• Task requirements: Search the records for the string "timecode", and show each line where it appears.
====== Supplied information
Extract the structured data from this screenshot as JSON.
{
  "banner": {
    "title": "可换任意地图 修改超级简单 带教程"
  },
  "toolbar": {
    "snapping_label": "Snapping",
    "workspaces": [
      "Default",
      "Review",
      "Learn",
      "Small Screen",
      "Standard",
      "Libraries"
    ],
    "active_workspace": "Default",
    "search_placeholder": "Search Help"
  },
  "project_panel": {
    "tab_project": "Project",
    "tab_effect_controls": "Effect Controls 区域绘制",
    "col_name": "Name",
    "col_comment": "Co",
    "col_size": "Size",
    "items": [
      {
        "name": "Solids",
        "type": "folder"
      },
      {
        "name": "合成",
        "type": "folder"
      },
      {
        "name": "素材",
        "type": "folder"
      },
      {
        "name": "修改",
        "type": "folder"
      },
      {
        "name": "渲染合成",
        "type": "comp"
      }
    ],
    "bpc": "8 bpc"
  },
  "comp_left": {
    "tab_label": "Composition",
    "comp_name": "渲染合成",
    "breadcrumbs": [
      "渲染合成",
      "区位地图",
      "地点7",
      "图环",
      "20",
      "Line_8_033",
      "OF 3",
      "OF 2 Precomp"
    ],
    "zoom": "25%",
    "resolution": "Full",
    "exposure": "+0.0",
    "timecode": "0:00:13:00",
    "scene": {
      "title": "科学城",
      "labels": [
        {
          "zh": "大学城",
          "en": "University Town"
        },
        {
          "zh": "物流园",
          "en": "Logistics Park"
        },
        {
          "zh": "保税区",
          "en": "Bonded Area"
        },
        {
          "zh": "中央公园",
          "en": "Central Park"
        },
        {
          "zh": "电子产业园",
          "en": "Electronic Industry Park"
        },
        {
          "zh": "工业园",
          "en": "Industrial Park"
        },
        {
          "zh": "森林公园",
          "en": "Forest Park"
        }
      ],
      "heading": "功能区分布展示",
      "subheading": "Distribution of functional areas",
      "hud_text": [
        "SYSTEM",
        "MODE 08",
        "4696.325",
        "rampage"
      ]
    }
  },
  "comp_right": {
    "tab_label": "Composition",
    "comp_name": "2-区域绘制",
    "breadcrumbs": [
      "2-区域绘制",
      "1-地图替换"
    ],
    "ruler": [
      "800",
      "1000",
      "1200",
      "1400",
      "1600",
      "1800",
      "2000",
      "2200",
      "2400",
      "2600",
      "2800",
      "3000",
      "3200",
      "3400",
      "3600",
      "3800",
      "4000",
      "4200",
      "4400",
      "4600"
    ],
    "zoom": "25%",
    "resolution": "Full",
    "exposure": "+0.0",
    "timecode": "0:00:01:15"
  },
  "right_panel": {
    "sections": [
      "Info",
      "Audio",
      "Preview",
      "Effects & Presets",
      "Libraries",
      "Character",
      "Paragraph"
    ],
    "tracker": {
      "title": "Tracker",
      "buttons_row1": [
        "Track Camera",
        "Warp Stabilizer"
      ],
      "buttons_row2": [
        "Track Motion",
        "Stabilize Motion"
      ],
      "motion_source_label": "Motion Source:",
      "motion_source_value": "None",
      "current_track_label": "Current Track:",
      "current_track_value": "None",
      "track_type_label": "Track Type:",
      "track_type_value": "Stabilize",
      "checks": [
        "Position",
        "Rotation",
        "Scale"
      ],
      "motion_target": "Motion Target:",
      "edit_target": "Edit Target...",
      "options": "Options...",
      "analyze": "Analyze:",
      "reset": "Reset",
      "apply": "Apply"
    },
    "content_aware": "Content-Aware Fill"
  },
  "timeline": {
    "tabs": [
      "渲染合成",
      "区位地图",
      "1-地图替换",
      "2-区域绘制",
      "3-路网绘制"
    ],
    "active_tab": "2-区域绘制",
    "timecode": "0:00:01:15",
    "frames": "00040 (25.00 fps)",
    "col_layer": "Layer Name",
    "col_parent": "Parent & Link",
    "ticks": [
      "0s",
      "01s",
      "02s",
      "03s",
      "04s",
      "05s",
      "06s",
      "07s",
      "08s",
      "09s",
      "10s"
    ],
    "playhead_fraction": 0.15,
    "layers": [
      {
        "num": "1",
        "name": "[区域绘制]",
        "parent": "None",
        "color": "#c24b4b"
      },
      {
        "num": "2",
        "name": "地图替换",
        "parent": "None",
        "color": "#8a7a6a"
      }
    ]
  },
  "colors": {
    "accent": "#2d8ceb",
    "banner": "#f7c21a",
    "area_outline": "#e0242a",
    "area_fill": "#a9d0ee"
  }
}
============
• Answer space:
    "timecode": "0:00:13:00",
    "timecode": "0:00:01:15"
    "timecode": "0:00:01:15",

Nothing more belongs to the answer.